An Akan Highlife song from Ghana, popular in the 1970s. It is by the late, well-known singer Alex Konadu (1950–2011).
Death does not like money oo! Konadu ee!
We shall all enter a hole in the earth, this death hmm!..
An improvised recitation sung by a Yorùbá bride as she is escorted by musicians and relatives to her husband’s house. She speaks her mind about all the hopes and concerns that she has, whilst drummers announce her arrival.
Those who stand-let them stand well.
Those who stop-let them stoop well…

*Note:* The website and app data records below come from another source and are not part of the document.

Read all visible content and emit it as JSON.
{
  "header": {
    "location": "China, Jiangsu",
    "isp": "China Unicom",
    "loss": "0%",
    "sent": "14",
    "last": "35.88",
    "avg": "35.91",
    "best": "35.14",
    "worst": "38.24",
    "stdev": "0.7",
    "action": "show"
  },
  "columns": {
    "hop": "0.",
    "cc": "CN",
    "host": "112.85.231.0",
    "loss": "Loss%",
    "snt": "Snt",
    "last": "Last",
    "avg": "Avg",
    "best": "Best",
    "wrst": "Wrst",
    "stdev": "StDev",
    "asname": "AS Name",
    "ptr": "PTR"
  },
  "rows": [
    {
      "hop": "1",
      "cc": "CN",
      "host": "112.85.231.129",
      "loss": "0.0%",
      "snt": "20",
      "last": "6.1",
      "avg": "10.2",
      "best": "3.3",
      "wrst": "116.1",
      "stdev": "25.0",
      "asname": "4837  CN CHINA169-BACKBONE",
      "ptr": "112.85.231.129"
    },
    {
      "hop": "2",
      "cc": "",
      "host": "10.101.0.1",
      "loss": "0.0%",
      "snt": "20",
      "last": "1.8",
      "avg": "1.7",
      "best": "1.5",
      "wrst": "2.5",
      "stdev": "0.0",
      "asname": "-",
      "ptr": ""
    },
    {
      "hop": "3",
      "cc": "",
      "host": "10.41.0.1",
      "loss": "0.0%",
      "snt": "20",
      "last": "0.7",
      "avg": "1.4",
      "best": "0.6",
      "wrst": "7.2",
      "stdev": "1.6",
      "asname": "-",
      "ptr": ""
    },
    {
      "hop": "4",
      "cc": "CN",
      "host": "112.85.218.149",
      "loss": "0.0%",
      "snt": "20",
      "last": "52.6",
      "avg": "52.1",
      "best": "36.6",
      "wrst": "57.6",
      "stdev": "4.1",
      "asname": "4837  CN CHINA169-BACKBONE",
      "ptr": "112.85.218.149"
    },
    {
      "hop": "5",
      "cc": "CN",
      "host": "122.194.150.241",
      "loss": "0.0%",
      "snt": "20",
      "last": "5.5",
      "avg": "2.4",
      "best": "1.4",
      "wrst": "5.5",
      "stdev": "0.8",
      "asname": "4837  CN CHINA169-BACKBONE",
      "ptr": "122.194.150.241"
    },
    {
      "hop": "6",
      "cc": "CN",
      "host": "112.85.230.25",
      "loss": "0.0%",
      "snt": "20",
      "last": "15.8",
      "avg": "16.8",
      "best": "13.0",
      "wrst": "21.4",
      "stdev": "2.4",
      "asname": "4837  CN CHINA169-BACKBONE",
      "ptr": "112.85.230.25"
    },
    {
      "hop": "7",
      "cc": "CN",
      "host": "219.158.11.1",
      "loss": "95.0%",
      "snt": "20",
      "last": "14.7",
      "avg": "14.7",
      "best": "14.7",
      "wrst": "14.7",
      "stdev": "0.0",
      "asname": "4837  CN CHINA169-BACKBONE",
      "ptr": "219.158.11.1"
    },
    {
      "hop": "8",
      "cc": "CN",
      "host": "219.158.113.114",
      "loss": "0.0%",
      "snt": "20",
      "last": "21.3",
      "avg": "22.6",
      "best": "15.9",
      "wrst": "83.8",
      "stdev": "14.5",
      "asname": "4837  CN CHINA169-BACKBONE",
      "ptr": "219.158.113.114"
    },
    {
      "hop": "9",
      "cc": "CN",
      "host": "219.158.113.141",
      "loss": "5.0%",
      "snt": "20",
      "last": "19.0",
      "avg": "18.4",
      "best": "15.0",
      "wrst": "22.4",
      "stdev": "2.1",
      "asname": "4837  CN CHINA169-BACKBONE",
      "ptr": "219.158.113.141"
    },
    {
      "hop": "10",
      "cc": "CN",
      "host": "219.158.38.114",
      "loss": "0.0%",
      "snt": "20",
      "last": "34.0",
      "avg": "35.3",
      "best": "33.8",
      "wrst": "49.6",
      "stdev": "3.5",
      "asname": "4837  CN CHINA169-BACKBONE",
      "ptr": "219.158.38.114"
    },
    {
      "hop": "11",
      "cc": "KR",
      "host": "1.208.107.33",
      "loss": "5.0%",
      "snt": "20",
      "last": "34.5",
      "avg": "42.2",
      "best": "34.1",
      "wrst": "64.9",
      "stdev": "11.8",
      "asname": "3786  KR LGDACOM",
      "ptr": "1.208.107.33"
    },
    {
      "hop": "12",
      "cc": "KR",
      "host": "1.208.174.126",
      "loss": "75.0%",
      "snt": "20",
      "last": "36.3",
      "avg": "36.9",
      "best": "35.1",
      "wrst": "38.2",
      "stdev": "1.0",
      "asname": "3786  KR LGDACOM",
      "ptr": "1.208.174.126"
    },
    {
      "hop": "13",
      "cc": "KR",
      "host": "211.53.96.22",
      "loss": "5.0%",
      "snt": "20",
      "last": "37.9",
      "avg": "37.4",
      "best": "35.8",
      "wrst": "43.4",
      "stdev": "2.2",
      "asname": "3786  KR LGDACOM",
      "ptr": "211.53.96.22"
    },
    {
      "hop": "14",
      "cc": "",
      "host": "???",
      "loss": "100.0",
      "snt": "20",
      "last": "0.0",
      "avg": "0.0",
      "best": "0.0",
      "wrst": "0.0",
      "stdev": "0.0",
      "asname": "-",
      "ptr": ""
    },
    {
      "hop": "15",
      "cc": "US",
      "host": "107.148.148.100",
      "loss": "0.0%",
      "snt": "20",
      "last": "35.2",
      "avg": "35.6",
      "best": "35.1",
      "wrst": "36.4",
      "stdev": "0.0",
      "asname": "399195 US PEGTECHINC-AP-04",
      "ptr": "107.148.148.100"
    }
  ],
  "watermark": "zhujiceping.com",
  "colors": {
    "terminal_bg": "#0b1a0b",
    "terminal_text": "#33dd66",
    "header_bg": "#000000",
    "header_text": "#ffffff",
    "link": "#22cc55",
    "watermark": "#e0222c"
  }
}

A Kgatla song from Botswana, sung by women complaining together about their husbands. The reference to ‘Khaki’ in line 5 suggests not only that the man is poor but also that he may be a court messenger or some other collaborator with the colonial authorities (see Lomwe-Chuabo Protest Songs).
I heard it said that I was betrothed
And one afternoon when I was at home
A love song from Somalia.
Oh, you are like a kilt which a young dandy set out to choose,
Oh, you are like a costly ring for which thousands were paid
This is part of the hour-long dirge chanted by the Yorùbá poet Omobayode Arowa at the state funeral of Lieutenant Colonel Adekunle Fajuyi. Adekunle Fajuyi was Military Governor of Western Nigeria until he was killed, along with Major-General Aguyi Ironsi, in July 1966. His state funeral was held in January 1967.
Dekunle, handsome man, hail!
An Akan dirge from Ghana. Owusu was a Mass Education Officer, killed in a car accident in 1952. The dirge is sung by his former landlady, a trader called Koramma, who mourns him as if he were her brother.
The stranger on whom the citizen of the town depends,
This site opens a window on something that will be new to most people, namely, the vast amount of superb poetry hidden away in the 3000 different languages spoken in Africa … More